Dataset items:
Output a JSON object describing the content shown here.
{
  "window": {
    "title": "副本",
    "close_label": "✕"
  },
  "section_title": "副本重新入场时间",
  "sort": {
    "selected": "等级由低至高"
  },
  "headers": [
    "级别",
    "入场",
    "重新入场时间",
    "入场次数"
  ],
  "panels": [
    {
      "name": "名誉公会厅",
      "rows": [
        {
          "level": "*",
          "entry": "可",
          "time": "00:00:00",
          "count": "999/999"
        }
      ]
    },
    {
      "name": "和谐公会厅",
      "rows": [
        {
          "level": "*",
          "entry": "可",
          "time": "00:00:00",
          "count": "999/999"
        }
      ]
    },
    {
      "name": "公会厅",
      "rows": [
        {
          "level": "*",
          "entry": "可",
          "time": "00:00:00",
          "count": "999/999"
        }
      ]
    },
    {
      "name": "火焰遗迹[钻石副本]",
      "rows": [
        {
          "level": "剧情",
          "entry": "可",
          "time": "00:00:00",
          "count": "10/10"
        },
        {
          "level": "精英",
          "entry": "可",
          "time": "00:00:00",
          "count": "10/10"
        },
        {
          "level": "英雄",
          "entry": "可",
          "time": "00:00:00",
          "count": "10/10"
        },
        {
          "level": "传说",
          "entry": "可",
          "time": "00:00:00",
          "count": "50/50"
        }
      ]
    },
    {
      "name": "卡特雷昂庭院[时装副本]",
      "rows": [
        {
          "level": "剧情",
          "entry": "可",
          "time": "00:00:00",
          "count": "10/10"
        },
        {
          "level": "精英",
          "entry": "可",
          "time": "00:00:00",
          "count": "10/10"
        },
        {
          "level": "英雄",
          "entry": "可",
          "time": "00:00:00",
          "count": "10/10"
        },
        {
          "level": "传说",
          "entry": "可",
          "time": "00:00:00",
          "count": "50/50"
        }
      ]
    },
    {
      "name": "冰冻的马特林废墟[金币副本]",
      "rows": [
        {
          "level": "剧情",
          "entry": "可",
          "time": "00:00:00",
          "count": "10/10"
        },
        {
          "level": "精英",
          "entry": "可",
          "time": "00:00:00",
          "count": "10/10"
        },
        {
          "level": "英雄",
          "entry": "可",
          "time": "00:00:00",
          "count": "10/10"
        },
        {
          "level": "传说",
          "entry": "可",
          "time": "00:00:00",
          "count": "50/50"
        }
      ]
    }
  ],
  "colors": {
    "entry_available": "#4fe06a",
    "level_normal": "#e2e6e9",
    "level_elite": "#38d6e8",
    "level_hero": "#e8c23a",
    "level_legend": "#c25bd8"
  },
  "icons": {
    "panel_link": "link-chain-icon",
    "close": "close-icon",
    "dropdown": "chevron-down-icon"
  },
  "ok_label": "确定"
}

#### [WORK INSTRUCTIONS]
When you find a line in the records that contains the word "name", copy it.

#### [PROBLEM SOLUTION]
      "name": "名誉公会厅",
      "name": "和谐公会厅",
      "name": "公会厅",
      "name": "火焰遗迹[钻石副本]",
      "name": "卡特雷昂庭院[时装副本]",
      "name": "冰冻的马特林废墟[金币副本]",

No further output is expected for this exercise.